[Excerpted data Boundary: Start]

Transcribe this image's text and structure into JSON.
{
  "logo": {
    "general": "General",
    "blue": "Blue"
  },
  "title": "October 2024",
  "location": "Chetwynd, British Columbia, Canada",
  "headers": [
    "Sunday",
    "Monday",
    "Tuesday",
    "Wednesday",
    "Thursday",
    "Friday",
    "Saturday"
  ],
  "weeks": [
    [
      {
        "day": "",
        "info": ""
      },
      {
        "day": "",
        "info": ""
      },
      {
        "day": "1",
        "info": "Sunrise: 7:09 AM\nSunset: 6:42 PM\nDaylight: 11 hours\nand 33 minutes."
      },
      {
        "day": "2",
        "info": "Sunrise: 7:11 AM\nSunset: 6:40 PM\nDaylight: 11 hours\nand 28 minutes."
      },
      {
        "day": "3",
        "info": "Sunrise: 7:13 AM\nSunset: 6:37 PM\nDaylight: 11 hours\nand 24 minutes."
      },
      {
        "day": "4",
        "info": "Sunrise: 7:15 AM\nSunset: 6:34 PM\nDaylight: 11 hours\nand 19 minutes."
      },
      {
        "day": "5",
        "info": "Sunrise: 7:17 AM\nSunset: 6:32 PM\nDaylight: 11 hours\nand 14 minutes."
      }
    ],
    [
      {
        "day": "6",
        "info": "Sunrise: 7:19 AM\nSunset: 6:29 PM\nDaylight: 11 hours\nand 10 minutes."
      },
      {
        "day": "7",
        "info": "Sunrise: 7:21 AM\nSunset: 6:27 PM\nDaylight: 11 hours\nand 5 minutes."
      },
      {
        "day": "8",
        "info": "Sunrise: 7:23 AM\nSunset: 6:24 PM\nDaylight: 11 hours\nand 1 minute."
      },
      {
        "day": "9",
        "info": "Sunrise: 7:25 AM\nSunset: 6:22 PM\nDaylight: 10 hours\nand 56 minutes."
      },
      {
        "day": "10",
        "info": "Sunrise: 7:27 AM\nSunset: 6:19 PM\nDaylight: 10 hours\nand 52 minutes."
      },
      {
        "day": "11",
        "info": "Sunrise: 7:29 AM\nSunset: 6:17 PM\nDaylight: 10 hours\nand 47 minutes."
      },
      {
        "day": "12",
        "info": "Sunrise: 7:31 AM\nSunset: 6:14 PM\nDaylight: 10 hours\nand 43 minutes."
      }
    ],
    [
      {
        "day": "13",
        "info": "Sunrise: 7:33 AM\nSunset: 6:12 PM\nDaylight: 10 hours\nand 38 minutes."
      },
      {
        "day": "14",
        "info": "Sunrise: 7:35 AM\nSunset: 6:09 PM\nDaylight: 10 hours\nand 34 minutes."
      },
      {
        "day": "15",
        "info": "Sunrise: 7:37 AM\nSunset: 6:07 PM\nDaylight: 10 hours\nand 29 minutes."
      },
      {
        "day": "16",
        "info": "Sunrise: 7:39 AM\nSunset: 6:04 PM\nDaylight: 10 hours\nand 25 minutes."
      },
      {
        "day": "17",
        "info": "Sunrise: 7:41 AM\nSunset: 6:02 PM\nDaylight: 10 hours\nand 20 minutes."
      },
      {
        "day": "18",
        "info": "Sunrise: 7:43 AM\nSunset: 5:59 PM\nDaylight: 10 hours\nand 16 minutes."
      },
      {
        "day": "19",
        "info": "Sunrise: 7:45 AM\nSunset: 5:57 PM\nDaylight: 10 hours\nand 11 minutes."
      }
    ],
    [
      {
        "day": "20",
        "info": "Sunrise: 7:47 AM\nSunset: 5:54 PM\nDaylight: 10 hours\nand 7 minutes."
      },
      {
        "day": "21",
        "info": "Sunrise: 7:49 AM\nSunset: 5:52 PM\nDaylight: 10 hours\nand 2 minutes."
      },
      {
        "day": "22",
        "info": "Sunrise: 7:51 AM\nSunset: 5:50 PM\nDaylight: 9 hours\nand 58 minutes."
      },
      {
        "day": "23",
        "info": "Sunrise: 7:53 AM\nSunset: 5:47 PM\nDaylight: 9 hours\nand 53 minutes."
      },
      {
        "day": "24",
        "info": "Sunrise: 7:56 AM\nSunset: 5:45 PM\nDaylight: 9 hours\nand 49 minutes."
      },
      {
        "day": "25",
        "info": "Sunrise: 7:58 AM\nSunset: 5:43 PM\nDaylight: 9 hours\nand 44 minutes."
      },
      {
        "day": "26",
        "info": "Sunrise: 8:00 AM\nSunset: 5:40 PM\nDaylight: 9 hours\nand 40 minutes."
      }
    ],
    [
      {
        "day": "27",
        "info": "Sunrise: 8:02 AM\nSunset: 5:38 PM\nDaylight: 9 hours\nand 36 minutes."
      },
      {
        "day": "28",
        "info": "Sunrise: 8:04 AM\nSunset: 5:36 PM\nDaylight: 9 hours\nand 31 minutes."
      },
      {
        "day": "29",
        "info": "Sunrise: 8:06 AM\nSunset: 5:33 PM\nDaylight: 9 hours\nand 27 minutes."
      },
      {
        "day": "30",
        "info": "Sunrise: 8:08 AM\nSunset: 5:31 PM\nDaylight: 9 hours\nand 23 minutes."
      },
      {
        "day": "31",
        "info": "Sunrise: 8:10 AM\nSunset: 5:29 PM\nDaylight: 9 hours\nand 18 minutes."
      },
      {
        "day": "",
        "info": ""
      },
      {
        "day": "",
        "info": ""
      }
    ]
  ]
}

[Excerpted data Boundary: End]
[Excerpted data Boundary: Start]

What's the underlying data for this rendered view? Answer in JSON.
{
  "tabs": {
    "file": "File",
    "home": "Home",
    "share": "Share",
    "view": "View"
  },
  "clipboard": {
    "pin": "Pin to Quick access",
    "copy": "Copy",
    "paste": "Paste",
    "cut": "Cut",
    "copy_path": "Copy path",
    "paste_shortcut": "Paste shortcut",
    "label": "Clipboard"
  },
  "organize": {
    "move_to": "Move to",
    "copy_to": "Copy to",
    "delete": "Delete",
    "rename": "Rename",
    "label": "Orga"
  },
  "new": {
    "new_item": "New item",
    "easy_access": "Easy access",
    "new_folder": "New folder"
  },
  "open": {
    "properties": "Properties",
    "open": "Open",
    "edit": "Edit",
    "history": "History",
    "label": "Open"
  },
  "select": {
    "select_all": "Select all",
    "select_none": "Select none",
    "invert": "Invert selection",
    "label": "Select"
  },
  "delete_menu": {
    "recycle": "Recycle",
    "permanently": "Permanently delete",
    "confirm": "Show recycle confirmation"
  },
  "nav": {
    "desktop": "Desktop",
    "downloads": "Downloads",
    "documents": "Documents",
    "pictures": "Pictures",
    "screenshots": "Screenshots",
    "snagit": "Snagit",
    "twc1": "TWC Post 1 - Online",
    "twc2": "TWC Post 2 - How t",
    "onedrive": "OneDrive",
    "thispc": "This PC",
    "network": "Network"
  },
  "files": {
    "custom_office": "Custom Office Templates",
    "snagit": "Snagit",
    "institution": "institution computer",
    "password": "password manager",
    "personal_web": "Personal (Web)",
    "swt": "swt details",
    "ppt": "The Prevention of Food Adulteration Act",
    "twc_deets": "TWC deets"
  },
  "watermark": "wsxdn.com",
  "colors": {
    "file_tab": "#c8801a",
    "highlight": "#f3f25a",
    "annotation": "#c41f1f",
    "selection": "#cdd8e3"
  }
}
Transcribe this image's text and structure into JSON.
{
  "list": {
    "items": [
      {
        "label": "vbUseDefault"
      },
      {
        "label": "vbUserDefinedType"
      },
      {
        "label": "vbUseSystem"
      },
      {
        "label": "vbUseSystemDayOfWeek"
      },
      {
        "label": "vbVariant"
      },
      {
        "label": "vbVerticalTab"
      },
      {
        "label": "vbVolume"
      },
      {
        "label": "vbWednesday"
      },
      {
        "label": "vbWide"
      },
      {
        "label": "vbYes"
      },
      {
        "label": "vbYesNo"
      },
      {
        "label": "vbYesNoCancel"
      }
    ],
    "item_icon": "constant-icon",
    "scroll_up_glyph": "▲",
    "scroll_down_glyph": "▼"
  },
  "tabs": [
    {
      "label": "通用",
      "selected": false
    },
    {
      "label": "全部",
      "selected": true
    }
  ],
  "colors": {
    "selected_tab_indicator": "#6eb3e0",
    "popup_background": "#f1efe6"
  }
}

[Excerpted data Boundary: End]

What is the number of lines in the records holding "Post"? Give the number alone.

Response to the task:
2